One solution for motivating workers is to hold a companywide brainstorming session. Vernon recommends that Gelphman fly in his one worker who lives in St. Louis and bring everybody together face-to-face to discuss companies the agency should target.

"You want it to be their idea," Vernon says. Extrinsic motivations are also important, so she wants Gelphman to establish a bonus system that rewards employees for landing new clients.

The bonus program can also encourage workers to put articles they write for Public Relations Society of America publications under the Gelphman name ("Jane Doe is a senior counselor at Gelphman Associates"). This re-establishes their link to the firm, while reinforcing the company's brand within the community.

Most important, however, Vernon asks Gelphman to re-examine his hands-off management style. While he feels it gives his seasoned pros the breathing space they deserve, it doesn't leave them with any backup. They may want support with difficult clients. "You're not managing the employee," Vernon notes, "you're managing the client and the account."

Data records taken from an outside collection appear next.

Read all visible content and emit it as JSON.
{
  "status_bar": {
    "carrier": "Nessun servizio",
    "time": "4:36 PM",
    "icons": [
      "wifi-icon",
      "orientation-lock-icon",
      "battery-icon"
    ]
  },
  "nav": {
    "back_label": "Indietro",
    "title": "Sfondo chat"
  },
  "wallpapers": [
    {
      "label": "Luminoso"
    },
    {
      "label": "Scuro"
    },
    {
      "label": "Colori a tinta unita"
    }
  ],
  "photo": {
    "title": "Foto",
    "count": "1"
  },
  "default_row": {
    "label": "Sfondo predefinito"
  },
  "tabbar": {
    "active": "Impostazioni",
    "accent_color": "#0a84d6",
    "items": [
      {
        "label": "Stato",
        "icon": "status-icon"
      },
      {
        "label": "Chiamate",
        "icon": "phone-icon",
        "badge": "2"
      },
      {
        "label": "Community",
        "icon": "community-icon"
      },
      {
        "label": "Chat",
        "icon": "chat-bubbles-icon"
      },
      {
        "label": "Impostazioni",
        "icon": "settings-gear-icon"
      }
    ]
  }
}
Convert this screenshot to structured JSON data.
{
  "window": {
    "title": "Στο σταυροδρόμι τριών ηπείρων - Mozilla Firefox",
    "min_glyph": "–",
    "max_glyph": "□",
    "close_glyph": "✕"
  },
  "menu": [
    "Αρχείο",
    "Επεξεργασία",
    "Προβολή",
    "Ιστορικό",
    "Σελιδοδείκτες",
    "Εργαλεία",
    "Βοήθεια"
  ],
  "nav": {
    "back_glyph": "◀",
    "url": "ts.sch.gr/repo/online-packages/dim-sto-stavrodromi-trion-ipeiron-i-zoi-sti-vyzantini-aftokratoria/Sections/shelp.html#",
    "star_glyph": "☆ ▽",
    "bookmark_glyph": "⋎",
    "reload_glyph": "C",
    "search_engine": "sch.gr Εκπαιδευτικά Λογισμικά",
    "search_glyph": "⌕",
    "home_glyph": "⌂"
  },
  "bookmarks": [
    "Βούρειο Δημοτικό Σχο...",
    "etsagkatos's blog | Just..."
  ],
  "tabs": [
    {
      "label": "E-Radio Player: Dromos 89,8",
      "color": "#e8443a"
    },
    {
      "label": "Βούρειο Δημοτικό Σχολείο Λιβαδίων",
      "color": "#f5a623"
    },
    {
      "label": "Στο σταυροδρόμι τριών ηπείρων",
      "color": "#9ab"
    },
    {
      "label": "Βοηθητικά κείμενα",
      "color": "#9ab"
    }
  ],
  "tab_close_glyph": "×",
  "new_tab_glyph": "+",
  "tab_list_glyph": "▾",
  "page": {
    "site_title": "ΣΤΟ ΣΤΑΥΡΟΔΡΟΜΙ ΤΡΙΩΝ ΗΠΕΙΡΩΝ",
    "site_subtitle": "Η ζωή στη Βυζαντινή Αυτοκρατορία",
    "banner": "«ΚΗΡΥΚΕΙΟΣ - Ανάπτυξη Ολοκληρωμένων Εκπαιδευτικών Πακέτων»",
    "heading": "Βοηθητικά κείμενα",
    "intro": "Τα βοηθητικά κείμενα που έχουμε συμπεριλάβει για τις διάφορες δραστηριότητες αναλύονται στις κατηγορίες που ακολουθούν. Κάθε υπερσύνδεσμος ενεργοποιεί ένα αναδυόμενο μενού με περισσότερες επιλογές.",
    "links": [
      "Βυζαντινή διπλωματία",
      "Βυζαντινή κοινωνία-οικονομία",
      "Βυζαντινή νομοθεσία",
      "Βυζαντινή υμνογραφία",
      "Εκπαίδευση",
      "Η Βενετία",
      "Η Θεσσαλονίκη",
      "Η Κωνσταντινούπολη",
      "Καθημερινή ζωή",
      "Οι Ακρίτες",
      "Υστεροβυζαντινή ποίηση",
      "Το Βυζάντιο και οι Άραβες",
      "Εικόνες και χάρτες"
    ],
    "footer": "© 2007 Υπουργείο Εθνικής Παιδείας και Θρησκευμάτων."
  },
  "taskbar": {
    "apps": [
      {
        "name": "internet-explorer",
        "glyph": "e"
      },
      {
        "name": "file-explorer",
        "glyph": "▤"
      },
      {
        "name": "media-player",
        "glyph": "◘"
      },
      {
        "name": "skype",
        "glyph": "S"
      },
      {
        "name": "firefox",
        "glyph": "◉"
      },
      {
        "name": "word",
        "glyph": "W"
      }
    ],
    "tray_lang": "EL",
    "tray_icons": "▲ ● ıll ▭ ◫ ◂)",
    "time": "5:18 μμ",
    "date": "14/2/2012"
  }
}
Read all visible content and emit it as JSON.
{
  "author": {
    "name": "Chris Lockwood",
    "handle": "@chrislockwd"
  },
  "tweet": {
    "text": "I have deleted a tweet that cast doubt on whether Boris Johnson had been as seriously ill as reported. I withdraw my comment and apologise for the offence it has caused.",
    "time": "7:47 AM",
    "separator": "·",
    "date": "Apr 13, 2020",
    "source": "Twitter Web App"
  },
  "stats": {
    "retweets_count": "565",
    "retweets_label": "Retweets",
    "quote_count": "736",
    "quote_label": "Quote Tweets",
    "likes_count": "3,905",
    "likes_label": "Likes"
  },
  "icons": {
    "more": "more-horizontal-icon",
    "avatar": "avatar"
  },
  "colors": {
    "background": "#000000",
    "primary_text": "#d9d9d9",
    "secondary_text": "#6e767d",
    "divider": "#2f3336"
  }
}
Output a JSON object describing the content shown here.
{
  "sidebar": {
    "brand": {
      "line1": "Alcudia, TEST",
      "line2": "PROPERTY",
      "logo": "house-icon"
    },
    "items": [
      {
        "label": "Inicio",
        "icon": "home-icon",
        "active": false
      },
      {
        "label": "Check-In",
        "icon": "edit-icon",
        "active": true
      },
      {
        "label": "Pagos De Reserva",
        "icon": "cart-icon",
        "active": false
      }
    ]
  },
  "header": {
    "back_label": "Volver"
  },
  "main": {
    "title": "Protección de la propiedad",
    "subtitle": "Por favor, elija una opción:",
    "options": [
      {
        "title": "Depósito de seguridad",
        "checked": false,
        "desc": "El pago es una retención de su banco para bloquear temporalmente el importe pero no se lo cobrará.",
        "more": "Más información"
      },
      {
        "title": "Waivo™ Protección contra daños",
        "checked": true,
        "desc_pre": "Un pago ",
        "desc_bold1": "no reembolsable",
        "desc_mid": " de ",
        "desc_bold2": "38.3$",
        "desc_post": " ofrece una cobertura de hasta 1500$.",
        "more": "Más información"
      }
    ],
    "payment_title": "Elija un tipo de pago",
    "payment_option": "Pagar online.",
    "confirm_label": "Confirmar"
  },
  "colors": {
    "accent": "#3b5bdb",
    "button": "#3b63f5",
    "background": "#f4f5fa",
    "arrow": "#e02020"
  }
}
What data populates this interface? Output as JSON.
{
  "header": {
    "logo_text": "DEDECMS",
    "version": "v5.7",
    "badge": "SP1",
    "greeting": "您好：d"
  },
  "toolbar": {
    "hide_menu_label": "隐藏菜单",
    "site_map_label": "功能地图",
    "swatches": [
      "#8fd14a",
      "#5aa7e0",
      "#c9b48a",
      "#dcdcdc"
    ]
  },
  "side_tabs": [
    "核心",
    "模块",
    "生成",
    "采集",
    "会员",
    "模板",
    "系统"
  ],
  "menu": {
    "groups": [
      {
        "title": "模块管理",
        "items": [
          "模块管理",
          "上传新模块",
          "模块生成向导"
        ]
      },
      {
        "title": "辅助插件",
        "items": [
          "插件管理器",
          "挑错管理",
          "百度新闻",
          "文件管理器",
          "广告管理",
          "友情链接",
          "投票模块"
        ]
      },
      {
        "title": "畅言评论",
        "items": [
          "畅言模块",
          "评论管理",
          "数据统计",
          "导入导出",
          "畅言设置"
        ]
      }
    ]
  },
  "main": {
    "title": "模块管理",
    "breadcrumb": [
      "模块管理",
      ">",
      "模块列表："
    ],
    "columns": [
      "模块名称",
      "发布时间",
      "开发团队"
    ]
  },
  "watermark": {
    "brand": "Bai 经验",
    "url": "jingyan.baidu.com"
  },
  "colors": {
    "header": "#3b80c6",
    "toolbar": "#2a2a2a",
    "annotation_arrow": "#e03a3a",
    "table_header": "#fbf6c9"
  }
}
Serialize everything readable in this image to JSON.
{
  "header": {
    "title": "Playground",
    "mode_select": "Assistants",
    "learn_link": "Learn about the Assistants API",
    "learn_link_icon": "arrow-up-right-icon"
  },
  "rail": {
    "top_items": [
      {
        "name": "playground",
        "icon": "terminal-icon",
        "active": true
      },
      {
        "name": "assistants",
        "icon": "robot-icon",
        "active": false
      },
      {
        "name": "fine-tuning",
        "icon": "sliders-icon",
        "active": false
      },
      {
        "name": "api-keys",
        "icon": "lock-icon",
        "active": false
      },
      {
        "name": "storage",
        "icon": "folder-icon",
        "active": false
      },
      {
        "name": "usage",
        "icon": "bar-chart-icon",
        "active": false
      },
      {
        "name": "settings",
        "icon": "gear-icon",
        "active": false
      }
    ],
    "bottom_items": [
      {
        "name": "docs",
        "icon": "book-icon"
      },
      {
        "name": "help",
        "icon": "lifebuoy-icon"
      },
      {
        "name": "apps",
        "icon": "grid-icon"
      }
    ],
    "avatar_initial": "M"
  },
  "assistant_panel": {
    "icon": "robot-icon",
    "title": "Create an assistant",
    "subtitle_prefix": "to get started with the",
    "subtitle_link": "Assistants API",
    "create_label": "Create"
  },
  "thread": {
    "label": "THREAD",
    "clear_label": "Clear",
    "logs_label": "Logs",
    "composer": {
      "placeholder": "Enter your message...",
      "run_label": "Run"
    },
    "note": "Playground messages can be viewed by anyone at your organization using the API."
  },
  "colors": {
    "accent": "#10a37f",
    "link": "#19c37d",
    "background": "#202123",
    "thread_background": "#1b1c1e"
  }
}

The Entrepreneur: Joe Donnelly; Donnelly Display Inc.; Farmingdale, New York
The Expert: Howard Van Auken; Pappajohn Center for Entrepreneurship, Iowa State University; Ames, Iowa
The Problem: A cash-flow crunch

Over the past 10 years, Joe Donnelly and his wife, Linda, have become a classic success story manufacturing hangers that display names of stores or lines of clothing. They also produce mannequin parts--torsos that display sweaters, rather than entire bodies.

In the past year, however, Donnelly has been cash-starved as vendors have cut back on terms, including five that represent 70 percent of his purchases. They're citing the slack economy. Donnelly's customers, however, won't speed their payments. That's leaving him with a nasty cash crunch.

Howard Van Auken understands the problem intimately. He ran a family business before becoming a professor. Van Auken feels that the business's family nature could be the trump card. The Donnellys invite their customers to barbecues at their home as part of their marketing. They could benefit by using the same approach with suppliers. "If you do this relationship-building with the vendor, they may show flexibility," he says.

The Donnellys moved into a new 15,000-square-foot facility a year ago to accommodate growth that never came. Van Auken suggests trying to lease out the space currently not being used as a way of increasing income.

He also fires off several suggestions Donnelly has already tried. Factoring accounts receivable? Factors charge too much because the firm does less than $3 million in business, says Donnelly, 35. Offering discounts for early payment? Customers don't see a 3 percent discount as worth the hassle. Adding a line of credit? Already done.

Van Auken then suggests getting creative. He proposes that Donnelly use a corporate credit card to extend his company's float by 30 days and examine his production process for ways to improve it. "If you could save a day, you could get your receivables a day earlier," Van Auken says.

Finally, he suggests that Donnelly just find time to plan. "When I ran a business, I didn't have time to think, to talk to people, to get contingency plans," he says. "I sometimes found it's good to get away."

Donnelly and the rest of our entrepreneurs only had an hour on the phone with these consultants. Hopefully that gave them a chance to ponder some new ideas--and taught you a thing or two along the way.